My long-term research concerns continue to occupy me. Currently I am wending my way through the maze of ethical thought and action articulated by Alfred Russel Wallace at level of international relations. If anything worth communicating materializes from that effort, I will communicate it in conference presentations and perhaps an article or two.

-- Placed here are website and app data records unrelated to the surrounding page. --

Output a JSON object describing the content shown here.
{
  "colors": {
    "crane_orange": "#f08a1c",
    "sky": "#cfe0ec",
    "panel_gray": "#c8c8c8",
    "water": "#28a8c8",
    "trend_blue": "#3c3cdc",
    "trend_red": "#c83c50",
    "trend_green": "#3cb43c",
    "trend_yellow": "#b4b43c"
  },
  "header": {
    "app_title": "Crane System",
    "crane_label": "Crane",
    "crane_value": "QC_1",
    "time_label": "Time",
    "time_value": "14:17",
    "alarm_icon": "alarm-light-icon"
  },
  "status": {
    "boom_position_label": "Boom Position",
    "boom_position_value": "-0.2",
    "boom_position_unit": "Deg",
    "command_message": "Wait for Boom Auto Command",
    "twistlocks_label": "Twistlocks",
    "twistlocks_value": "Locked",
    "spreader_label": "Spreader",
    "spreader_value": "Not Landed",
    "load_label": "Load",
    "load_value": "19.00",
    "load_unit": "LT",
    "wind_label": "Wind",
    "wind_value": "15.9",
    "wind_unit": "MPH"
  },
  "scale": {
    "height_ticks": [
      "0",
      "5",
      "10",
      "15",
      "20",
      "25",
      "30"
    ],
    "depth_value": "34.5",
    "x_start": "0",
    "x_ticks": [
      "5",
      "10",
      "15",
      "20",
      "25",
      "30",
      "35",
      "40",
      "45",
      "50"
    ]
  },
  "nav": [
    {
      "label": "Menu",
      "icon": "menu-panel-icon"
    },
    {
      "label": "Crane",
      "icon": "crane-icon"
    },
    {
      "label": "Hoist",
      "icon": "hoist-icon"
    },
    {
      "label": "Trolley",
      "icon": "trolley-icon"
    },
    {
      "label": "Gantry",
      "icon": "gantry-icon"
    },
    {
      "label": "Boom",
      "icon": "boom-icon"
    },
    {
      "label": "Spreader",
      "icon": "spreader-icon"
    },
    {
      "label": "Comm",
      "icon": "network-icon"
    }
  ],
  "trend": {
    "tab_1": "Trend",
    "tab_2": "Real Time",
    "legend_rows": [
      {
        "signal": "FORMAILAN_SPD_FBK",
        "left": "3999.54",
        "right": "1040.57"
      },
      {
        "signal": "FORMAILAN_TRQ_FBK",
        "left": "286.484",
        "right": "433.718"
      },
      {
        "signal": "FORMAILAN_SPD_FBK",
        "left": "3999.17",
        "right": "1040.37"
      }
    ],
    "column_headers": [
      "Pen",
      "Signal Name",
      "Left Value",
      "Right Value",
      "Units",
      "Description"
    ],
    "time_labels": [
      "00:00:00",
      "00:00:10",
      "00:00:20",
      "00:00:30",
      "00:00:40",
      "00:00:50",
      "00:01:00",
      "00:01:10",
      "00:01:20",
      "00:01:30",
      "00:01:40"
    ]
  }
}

The set of questions revolving around the tensions between individuals and smaller collectivities, such as ethnic or religious groups, and larger societies or nations have given rise recently to a more ambitious effort: a book-length history of my family’s fate in Europe and America during the past century. It delves into relationships between ethnic identity and group, on the one hand, and national consolidation on the other. It begins with the death of my paternal grandfather, a non-commissioned officer in the Austro-Hungarian army, in 1917 on the eastern front and ends in the first year of the Trump administration, in 2017. The tug of communitarian and cosmopolitan needs and desires figures prominently in this (his)tory, and it speaks directly to my own life.